• _ASSIGNMENT_
Every line below needs to be reproduced exactly.

• _PROVIDED MATERIAL_
--

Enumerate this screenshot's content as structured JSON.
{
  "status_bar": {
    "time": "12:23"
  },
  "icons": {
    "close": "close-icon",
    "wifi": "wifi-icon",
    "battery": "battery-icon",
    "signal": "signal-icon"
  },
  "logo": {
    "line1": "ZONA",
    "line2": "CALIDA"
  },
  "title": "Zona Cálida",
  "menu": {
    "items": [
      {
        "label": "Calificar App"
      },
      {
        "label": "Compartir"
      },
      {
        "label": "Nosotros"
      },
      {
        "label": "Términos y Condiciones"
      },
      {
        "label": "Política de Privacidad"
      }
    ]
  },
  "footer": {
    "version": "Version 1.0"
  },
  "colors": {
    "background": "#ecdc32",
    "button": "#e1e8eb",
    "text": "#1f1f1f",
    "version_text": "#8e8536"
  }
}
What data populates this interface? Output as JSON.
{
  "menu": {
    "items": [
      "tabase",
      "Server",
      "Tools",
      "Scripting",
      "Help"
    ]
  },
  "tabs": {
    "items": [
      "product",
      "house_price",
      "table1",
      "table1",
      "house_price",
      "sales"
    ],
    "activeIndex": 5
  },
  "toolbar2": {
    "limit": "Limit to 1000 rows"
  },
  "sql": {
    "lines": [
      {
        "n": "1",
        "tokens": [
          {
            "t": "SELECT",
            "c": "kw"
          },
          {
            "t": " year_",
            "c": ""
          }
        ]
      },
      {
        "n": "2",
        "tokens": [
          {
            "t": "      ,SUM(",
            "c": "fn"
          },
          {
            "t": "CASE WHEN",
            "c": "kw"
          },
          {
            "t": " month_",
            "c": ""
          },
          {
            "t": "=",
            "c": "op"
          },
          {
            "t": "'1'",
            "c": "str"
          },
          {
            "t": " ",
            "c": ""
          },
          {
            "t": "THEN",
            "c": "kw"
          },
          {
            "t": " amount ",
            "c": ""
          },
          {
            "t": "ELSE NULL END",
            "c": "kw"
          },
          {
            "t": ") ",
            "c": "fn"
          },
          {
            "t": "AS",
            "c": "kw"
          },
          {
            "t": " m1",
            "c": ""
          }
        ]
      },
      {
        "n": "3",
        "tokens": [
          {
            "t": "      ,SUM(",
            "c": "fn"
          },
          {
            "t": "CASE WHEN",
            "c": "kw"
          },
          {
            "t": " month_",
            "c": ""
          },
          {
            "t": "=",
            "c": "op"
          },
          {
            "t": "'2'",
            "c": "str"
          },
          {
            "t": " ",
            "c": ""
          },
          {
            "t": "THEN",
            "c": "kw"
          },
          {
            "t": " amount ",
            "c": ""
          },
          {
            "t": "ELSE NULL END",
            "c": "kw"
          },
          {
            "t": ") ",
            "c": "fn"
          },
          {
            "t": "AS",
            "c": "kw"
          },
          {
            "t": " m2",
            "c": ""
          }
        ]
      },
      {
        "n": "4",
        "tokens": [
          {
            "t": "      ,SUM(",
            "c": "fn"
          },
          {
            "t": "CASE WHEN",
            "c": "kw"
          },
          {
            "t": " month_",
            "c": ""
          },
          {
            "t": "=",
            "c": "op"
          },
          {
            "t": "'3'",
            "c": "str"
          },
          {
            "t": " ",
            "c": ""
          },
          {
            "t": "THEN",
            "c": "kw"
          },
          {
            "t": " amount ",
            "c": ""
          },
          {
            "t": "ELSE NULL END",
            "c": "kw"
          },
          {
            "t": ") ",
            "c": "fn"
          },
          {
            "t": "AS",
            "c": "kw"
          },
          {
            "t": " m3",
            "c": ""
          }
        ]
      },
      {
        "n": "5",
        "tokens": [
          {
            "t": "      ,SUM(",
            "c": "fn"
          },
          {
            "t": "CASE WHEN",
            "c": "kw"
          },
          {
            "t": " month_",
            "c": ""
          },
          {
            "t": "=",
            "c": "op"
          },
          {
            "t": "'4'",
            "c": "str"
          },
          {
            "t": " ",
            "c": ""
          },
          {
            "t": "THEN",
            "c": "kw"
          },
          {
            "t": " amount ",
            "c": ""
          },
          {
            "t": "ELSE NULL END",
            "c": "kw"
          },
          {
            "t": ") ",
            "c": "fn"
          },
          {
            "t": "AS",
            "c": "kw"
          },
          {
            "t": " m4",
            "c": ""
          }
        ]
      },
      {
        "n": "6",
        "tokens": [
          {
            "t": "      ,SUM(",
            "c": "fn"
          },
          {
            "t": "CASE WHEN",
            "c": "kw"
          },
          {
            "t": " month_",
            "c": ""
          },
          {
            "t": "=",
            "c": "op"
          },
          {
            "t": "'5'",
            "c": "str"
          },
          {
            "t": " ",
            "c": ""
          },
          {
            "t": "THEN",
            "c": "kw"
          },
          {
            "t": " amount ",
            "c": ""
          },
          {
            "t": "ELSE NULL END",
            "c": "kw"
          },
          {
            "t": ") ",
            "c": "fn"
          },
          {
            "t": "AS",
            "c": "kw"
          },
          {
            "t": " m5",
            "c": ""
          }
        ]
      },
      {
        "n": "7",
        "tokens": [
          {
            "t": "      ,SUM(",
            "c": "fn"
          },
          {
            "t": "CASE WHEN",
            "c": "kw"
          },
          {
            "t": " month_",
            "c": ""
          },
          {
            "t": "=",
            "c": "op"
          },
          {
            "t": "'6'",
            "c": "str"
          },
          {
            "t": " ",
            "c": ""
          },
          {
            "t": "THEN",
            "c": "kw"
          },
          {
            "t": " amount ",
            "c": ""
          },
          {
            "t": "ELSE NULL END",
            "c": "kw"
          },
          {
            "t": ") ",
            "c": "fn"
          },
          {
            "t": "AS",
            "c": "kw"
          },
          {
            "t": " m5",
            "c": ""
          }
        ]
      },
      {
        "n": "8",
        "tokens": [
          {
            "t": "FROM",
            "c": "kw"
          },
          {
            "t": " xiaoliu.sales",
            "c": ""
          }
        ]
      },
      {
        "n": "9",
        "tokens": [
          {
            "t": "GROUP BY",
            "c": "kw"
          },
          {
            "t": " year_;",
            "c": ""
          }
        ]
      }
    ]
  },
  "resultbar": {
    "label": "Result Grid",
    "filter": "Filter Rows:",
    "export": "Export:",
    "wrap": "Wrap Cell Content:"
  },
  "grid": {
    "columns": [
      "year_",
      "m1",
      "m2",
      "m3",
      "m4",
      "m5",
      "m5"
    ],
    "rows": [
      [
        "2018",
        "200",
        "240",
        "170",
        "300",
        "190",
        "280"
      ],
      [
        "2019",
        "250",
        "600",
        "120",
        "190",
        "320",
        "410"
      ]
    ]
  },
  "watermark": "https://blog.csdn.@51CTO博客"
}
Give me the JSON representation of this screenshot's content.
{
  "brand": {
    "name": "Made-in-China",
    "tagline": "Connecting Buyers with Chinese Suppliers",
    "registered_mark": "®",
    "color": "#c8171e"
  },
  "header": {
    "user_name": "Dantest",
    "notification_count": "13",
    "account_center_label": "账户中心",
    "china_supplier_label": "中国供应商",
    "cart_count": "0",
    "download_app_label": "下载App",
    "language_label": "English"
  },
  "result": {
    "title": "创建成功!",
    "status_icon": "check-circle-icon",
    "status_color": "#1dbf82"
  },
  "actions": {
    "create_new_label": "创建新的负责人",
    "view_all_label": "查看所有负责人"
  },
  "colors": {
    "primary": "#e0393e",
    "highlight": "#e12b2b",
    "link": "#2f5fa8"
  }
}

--

• _RESPONSE_
Enumerate this screenshot's content as structured JSON.
{
  "status_bar": {
    "time": "12:23"
  },
  "icons": {
    "close": "close-icon",
    "wifi": "wifi-icon",
    "battery": "battery-icon",
    "signal": "signal-icon"
  },
  "logo": {
    "line1": "ZONA",
    "line2": "CALIDA"
  },
  "title": "Zona Cálida",
  "menu": {
    "items": [
      {
        "label": "Calificar App"
      },
      {
        "label": "Compartir"
      },
      {
        "label": "Nosotros"
      },
      {
        "label": "Términos y Condiciones"
      },
      {
        "label": "Política de Privacidad"
      }
    ]
  },
  "footer": {
    "version": "Version 1.0"
  },
  "colors": {
    "background": "#ecdc32",
    "button": "#e1e8eb",
    "text": "#1f1f1f",
    "version_text": "#8e8536"
  }
}
What data populates this interface? Output as JSON.
{
  "menu": {
    "items": [
      "tabase",
      "Server",
      "Tools",
      "Scripting",
      "Help"
    ]
  },
  "tabs": {
    "items": [
      "product",
      "house_price",
      "table1",
      "table1",
      "house_price",
      "sales"
    ],
    "activeIndex": 5
  },
  "toolbar2": {
    "limit": "Limit to 1000 rows"
  },
  "sql": {
    "lines": [
      {
        "n": "1",
        "tokens": [
          {
            "t": "SELECT",
            "c": "kw"
          },
          {
            "t": " year_",
            "c": ""
          }
        ]
      },
      {
        "n": "2",
        "tokens": [
          {
            "t": "      ,SUM(",
            "c": "fn"
          },
          {
            "t": "CASE WHEN",
            "c": "kw"
          },
          {
            "t": " month_",
            "c": ""
          },
          {
            "t": "=",
            "c": "op"
          },
          {
            "t": "'1'",
            "c": "str"
          },
          {
            "t": " ",
            "c": ""
          },
          {
            "t": "THEN",
            "c": "kw"
          },
          {
            "t": " amount ",
            "c": ""
          },
          {
            "t": "ELSE NULL END",
            "c": "kw"
          },
          {
            "t": ") ",
            "c": "fn"
          },
          {
            "t": "AS",
            "c": "kw"
          },
          {
            "t": " m1",
            "c": ""
          }
        ]
      },
      {
        "n": "3",
        "tokens": [
          {
            "t": "      ,SUM(",
            "c": "fn"
          },
          {
            "t": "CASE WHEN",
            "c": "kw"
          },
          {
            "t": " month_",
            "c": ""
          },
          {
            "t": "=",
            "c": "op"
          },
          {
            "t": "'2'",
            "c": "str"
          },
          {
            "t": " ",
            "c": ""
          },
          {
            "t": "THEN",
            "c": "kw"
          },
          {
            "t": " amount ",
            "c": ""
          },
          {
            "t": "ELSE NULL END",
            "c": "kw"
          },
          {
            "t": ") ",
            "c": "fn"
          },
          {
            "t": "AS",
            "c": "kw"
          },
          {
            "t": " m2",
            "c": ""
          }
        ]
      },
      {
        "n": "4",
        "tokens": [
          {
            "t": "      ,SUM(",
            "c": "fn"
          },
          {
            "t": "CASE WHEN",
            "c": "kw"
          },
          {
            "t": " month_",
            "c": ""
          },
          {
            "t": "=",
            "c": "op"
          },
          {
            "t": "'3'",
            "c": "str"
          },
          {
            "t": " ",
            "c": ""
          },
          {
            "t": "THEN",
            "c": "kw"
          },
          {
            "t": " amount ",
            "c": ""
          },
          {
            "t": "ELSE NULL END",
            "c": "kw"
          },
          {
            "t": ") ",
            "c": "fn"
          },
          {
            "t": "AS",
            "c": "kw"
          },
          {
            "t": " m3",
            "c": ""
          }
        ]
      },
      {
        "n": "5",
        "tokens": [
          {
            "t": "      ,SUM(",
            "c": "fn"
          },
          {
            "t": "CASE WHEN",
            "c": "kw"
          },
          {
            "t": " month_",
            "c": ""
          },
          {
            "t": "=",
            "c": "op"
          },
          {
            "t": "'4'",
            "c": "str"
          },
          {
            "t": " ",
            "c": ""
          },
          {
            "t": "THEN",
            "c": "kw"
          },
          {
            "t": " amount ",
            "c": ""
          },
          {
            "t": "ELSE NULL END",
            "c": "kw"
          },
          {
            "t": ") ",
            "c": "fn"
          },
          {
            "t": "AS",
            "c": "kw"
          },
          {
            "t": " m4",
            "c": ""
          }
        ]
      },
      {
        "n": "6",
        "tokens": [
          {
            "t": "      ,SUM(",
            "c": "fn"
          },
          {
            "t": "CASE WHEN",
            "c": "kw"
          },
          {
            "t": " month_",
            "c": ""
          },
          {
            "t": "=",
            "c": "op"
          },
          {
            "t": "'5'",
            "c": "str"
          },
          {
            "t": " ",
            "c": ""
          },
          {
            "t": "THEN",
            "c": "kw"
          },
          {
            "t": " amount ",
            "c": ""
          },
          {
            "t": "ELSE NULL END",
            "c": "kw"
          },
          {
            "t": ") ",
            "c": "fn"
          },
          {
            "t": "AS",
            "c": "kw"
          },
          {
            "t": " m5",
            "c": ""
          }
        ]
      },
      {
        "n": "7",
        "tokens": [
          {
            "t": "      ,SUM(",
            "c": "fn"
          },
          {
            "t": "CASE WHEN",
            "c": "kw"
          },
          {
            "t": " month_",
            "c": ""
          },
          {
            "t": "=",
            "c": "op"
          },
          {
            "t": "'6'",
            "c": "str"
          },
          {
            "t": " ",
            "c": ""
          },
          {
            "t": "THEN",
            "c": "kw"
          },
          {
            "t": " amount ",
            "c": ""
          },
          {
            "t": "ELSE NULL END",
            "c": "kw"
          },
          {
            "t": ") ",
            "c": "fn"
          },
          {
            "t": "AS",
            "c": "kw"
          },
          {
            "t": " m5",
            "c": ""
          }
        ]
      },
      {
        "n": "8",
        "tokens": [
          {
            "t": "FROM",
            "c": "kw"
          },
          {
            "t": " xiaoliu.sales",
            "c": ""
          }
        ]
      },
      {
        "n": "9",
        "tokens": [
          {
            "t": "GROUP BY",
            "c": "kw"
          },
          {
            "t": " year_;",
            "c": ""
          }
        ]
      }
    ]
  },
  "resultbar": {
    "label": "Result Grid",
    "filter": "Filter Rows:",
    "export": "Export:",
    "wrap": "Wrap Cell Content:"
  },
  "grid": {
    "columns": [
      "year_",
      "m1",
      "m2",
      "m3",
      "m4",
      "m5",
      "m5"
    ],
    "rows": [
      [
        "2018",
        "200",
        "240",
        "170",
        "300",
        "190",
        "280"
      ],
      [
        "2019",
        "250",
        "600",
        "120",
        "190",
        "320",
        "410"
      ]
    ]
  },
  "watermark": "https://blog.csdn.@51CTO博客"
}
Give me the JSON representation of this screenshot's content.
{
  "brand": {
    "name": "Made-in-China",
    "tagline": "Connecting Buyers with Chinese Suppliers",
    "registered_mark": "®",
    "color": "#c8171e"
  },
  "header": {
    "user_name": "Dantest",
    "notification_count": "13",
    "account_center_label": "账户中心",
    "china_supplier_label": "中国供应商",
    "cart_count": "0",
    "download_app_label": "下载App",
    "language_label": "English"
  },
  "result": {
    "title": "创建成功!",
    "status_icon": "check-circle-icon",
    "status_color": "#1dbf82"
  },
  "actions": {
    "create_new_label": "创建新的负责人",
    "view_all_label": "查看所有负责人"
  },
  "colors": {
    "primary": "#e0393e",
    "highlight": "#e12b2b",
    "link": "#2f5fa8"
  }
}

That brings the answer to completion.